EXERCISE OBJECTIVE
Set down a faithful copy of every record below, with no images.
——
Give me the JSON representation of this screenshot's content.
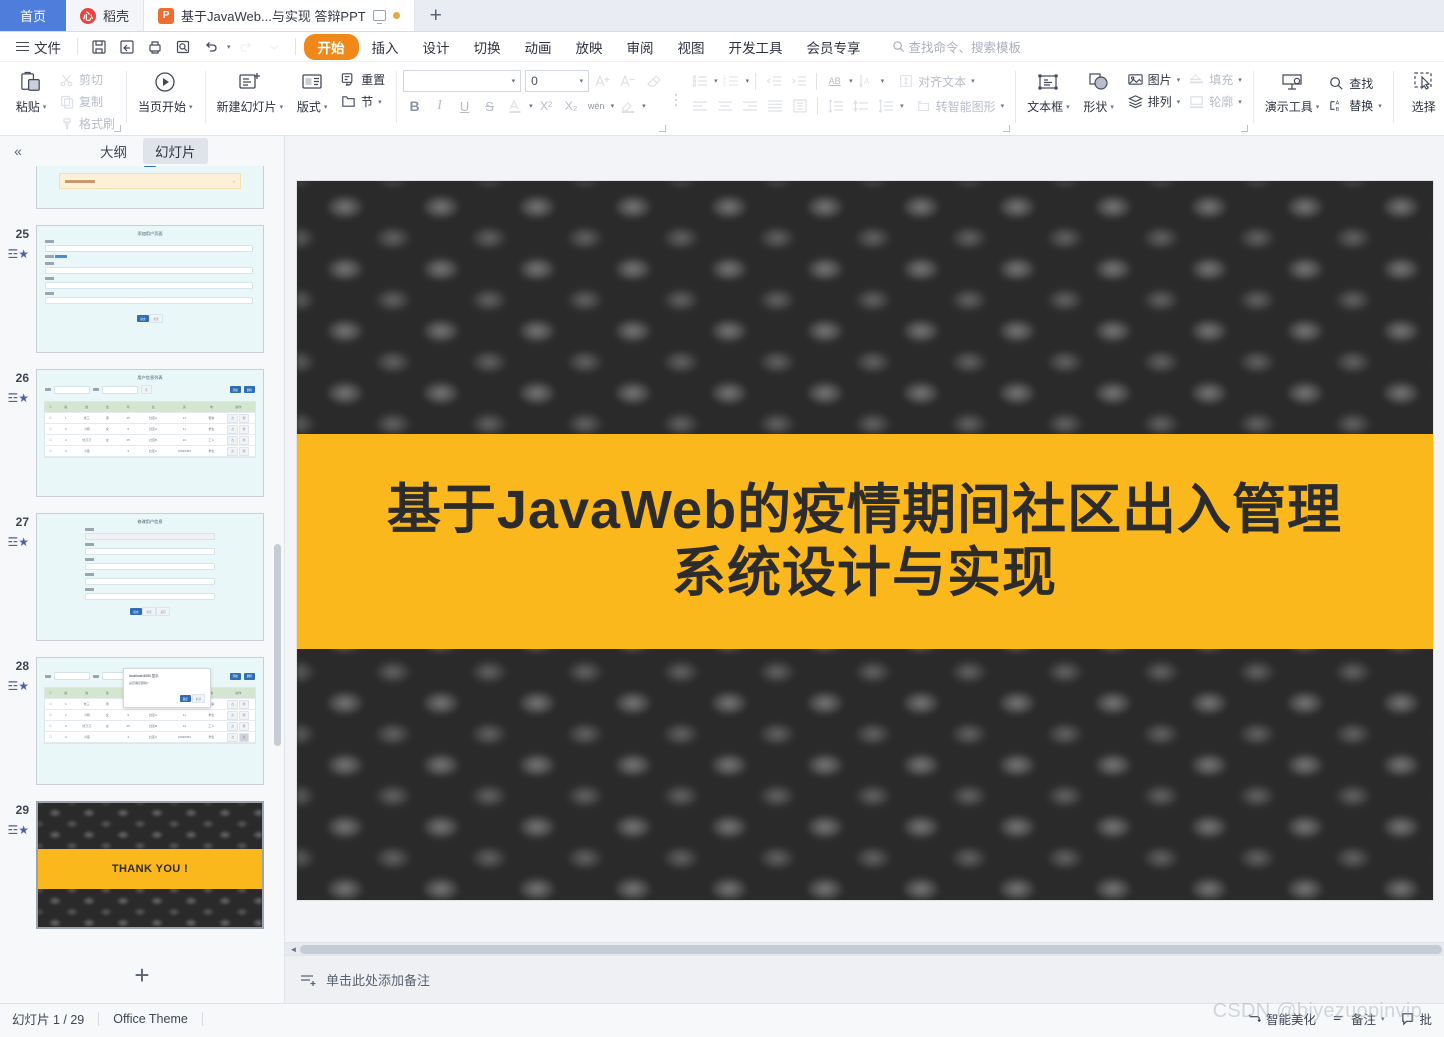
{
  "window": {
    "tabs": [
      {
        "label": "首页",
        "kind": "home"
      },
      {
        "label": "稻壳",
        "kind": "inactive",
        "icon": "docer-icon"
      },
      {
        "label": "基于JavaWeb...与实现 答辩PPT",
        "kind": "active",
        "icon": "ppt-icon",
        "modified": true
      }
    ],
    "new_tab_label": "+"
  },
  "menubar": {
    "file_label": "文件",
    "quick_access": [
      "save-icon",
      "save-as-icon",
      "print-icon",
      "print-preview-icon",
      "undo-icon",
      "redo-icon",
      "customize-icon"
    ],
    "items": [
      "开始",
      "插入",
      "设计",
      "切换",
      "动画",
      "放映",
      "审阅",
      "视图",
      "开发工具",
      "会员专享"
    ],
    "selected": "开始",
    "search_placeholder": "查找命令、搜索模板"
  },
  "ribbon": {
    "clipboard": {
      "paste": "粘贴",
      "cut": "剪切",
      "copy": "复制",
      "format_painter": "格式刷"
    },
    "present": {
      "from_current": "当页开始"
    },
    "slides": {
      "new_slide": "新建幻灯片",
      "layout": "版式",
      "reset": "重置",
      "section": "节"
    },
    "font": {
      "family_value": "",
      "size_value": "0",
      "grow": "A+",
      "shrink": "A-",
      "clear_format": "clear-format-icon",
      "bold": "B",
      "italic": "I",
      "underline": "U",
      "strike": "S",
      "font_color": "A",
      "superscript": "X²",
      "subscript": "X₂",
      "pinyin": "wén",
      "highlight": "highlight-icon"
    },
    "paragraph": {
      "bullets": "bullets-icon",
      "numbering": "numbering-icon",
      "decrease_indent": "decrease-indent-icon",
      "increase_indent": "increase-indent-icon",
      "text_direction": "AB",
      "char_spacing": "char-spacing-icon",
      "align_text": "对齐文本",
      "align_left": "align-left-icon",
      "align_center": "align-center-icon",
      "align_right": "align-right-icon",
      "justify": "justify-icon",
      "distribute": "distribute-icon",
      "line_spacing_a": "line-spacing-icon",
      "space_before": "space-before-icon",
      "line_spacing": "line-spacing-menu-icon",
      "to_smartart": "转智能图形"
    },
    "drawing": {
      "textbox": "文本框",
      "shapes": "形状",
      "picture": "图片",
      "arrange": "排列",
      "fill": "填充",
      "outline": "轮廓"
    },
    "tools": {
      "present_tools": "演示工具",
      "find": "查找",
      "replace": "替换",
      "select": "选择"
    }
  },
  "leftpanel": {
    "collapse_icon": "«",
    "tabs": [
      {
        "label": "大纲",
        "active": false
      },
      {
        "label": "幻灯片",
        "active": true
      }
    ],
    "thumbnails": [
      {
        "number": "",
        "type": "form-partial",
        "title": ""
      },
      {
        "number": "25",
        "type": "form",
        "title": "添加用户页面"
      },
      {
        "number": "26",
        "type": "table",
        "title": "用户信息列表"
      },
      {
        "number": "27",
        "type": "form",
        "title": "修改用户信息"
      },
      {
        "number": "28",
        "type": "table-dialog",
        "title": ""
      },
      {
        "number": "29",
        "type": "thankyou",
        "title": "THANK YOU !"
      }
    ],
    "add_slide_label": "+"
  },
  "slide": {
    "title_line1": "基于JavaWeb的疫情期间社区出入管理",
    "title_line2": "系统设计与实现",
    "band_color": "#FAB81D",
    "background_color": "#2b2b2b"
  },
  "notes": {
    "placeholder": "单击此处添加备注",
    "icon": "add-notes-icon"
  },
  "statusbar": {
    "slide_counter": "幻灯片 1 / 29",
    "theme": "Office Theme",
    "beautify": "智能美化",
    "notes": "备注",
    "comments": "批",
    "watermark": "CSDN @biyezuopinvip"
  },
  "thumb_content": {
    "form_fields": [
      "姓名",
      "性别",
      "年龄",
      "身份证",
      "电话"
    ],
    "table_headers": [
      "",
      "编号",
      "姓名",
      "性别",
      "年龄",
      "住址",
      "身份证",
      "电话",
      "操作"
    ],
    "table_rows": [
      [
        "1",
        "张三",
        "男",
        "25",
        "社区A",
        "11",
        "警察"
      ],
      [
        "2",
        "小明",
        "女",
        "9",
        "社区A",
        "11",
        "学生"
      ],
      [
        "3",
        "刘刀刀",
        "女",
        "25",
        "社区B",
        "13",
        "工人"
      ],
      [
        "4",
        "小强",
        "",
        "3",
        "社区C",
        "19996363",
        "学生"
      ]
    ],
    "dialog_title": "localhost:8080 显示",
    "dialog_text": "是否确定删除?",
    "buttons": [
      "添加用户",
      "删除"
    ],
    "row_buttons": [
      "修改",
      "删除"
    ]
  }
}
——
SOLUTION TO THE EXERCISE
Give me the JSON representation of this screenshot's content.
{
  "window": {
    "tabs": [
      {
        "label": "首页",
        "kind": "home"
      },
      {
        "label": "稻壳",
        "kind": "inactive",
        "icon": "docer-icon"
      },
      {
        "label": "基于JavaWeb...与实现 答辩PPT",
        "kind": "active",
        "icon": "ppt-icon",
        "modified": true
      }
    ],
    "new_tab_label": "+"
  },
  "menubar": {
    "file_label": "文件",
    "quick_access": [
      "save-icon",
      "save-as-icon",
      "print-icon",
      "print-preview-icon",
      "undo-icon",
      "redo-icon",
      "customize-icon"
    ],
    "items": [
      "开始",
      "插入",
      "设计",
      "切换",
      "动画",
      "放映",
      "审阅",
      "视图",
      "开发工具",
      "会员专享"
    ],
    "selected": "开始",
    "search_placeholder": "查找命令、搜索模板"
  },
  "ribbon": {
    "clipboard": {
      "paste": "粘贴",
      "cut": "剪切",
      "copy": "复制",
      "format_painter": "格式刷"
    },
    "present": {
      "from_current": "当页开始"
    },
    "slides": {
      "new_slide": "新建幻灯片",
      "layout": "版式",
      "reset": "重置",
      "section": "节"
    },
    "font": {
      "family_value": "",
      "size_value": "0",
      "grow": "A+",
      "shrink": "A-",
      "clear_format": "clear-format-icon",
      "bold": "B",
      "italic": "I",
      "underline": "U",
      "strike": "S",
      "font_color": "A",
      "superscript": "X²",
      "subscript": "X₂",
      "pinyin": "wén",
      "highlight": "highlight-icon"
    },
    "paragraph": {
      "bullets": "bullets-icon",
      "numbering": "numbering-icon",
      "decrease_indent": "decrease-indent-icon",
      "increase_indent": "increase-indent-icon",
      "text_direction": "AB",
      "char_spacing": "char-spacing-icon",
      "align_text": "对齐文本",
      "align_left": "align-left-icon",
      "align_center": "align-center-icon",
      "align_right": "align-right-icon",
      "justify": "justify-icon",
      "distribute": "distribute-icon",
      "line_spacing_a": "line-spacing-icon",
      "space_before": "space-before-icon",
      "line_spacing": "line-spacing-menu-icon",
      "to_smartart": "转智能图形"
    },
    "drawing": {
      "textbox": "文本框",
      "shapes": "形状",
      "picture": "图片",
      "arrange": "排列",
      "fill": "填充",
      "outline": "轮廓"
    },
    "tools": {
      "present_tools": "演示工具",
      "find": "查找",
      "replace": "替换",
      "select": "选择"
    }
  },
  "leftpanel": {
    "collapse_icon": "«",
    "tabs": [
      {
        "label": "大纲",
        "active": false
      },
      {
        "label": "幻灯片",
        "active": true
      }
    ],
    "thumbnails": [
      {
        "number": "",
        "type": "form-partial",
        "title": ""
      },
      {
        "number": "25",
        "type": "form",
        "title": "添加用户页面"
      },
      {
        "number": "26",
        "type": "table",
        "title": "用户信息列表"
      },
      {
        "number": "27",
        "type": "form",
        "title": "修改用户信息"
      },
      {
        "number": "28",
        "type": "table-dialog",
        "title": ""
      },
      {
        "number": "29",
        "type": "thankyou",
        "title": "THANK YOU !"
      }
    ],
    "add_slide_label": "+"
  },
  "slide": {
    "title_line1": "基于JavaWeb的疫情期间社区出入管理",
    "title_line2": "系统设计与实现",
    "band_color": "#FAB81D",
    "background_color": "#2b2b2b"
  },
  "notes": {
    "placeholder": "单击此处添加备注",
    "icon": "add-notes-icon"
  },
  "statusbar": {
    "slide_counter": "幻灯片 1 / 29",
    "theme": "Office Theme",
    "beautify": "智能美化",
    "notes": "备注",
    "comments": "批",
    "watermark": "CSDN @biyezuopinvip"
  },
  "thumb_content": {
    "form_fields": [
      "姓名",
      "性别",
      "年龄",
      "身份证",
      "电话"
    ],
    "table_headers": [
      "",
      "编号",
      "姓名",
      "性别",
      "年龄",
      "住址",
      "身份证",
      "电话",
      "操作"
    ],
    "table_rows": [
      [
        "1",
        "张三",
        "男",
        "25",
        "社区A",
        "11",
        "警察"
      ],
      [
        "2",
        "小明",
        "女",
        "9",
        "社区A",
        "11",
        "学生"
      ],
      [
        "3",
        "刘刀刀",
        "女",
        "25",
        "社区B",
        "13",
        "工人"
      ],
      [
        "4",
        "小强",
        "",
        "3",
        "社区C",
        "19996363",
        "学生"
      ]
    ],
    "dialog_title": "localhost:8080 显示",
    "dialog_text": "是否确定删除?",
    "buttons": [
      "添加用户",
      "删除"
    ],
    "row_buttons": [
      "修改",
      "删除"
    ]
  }
}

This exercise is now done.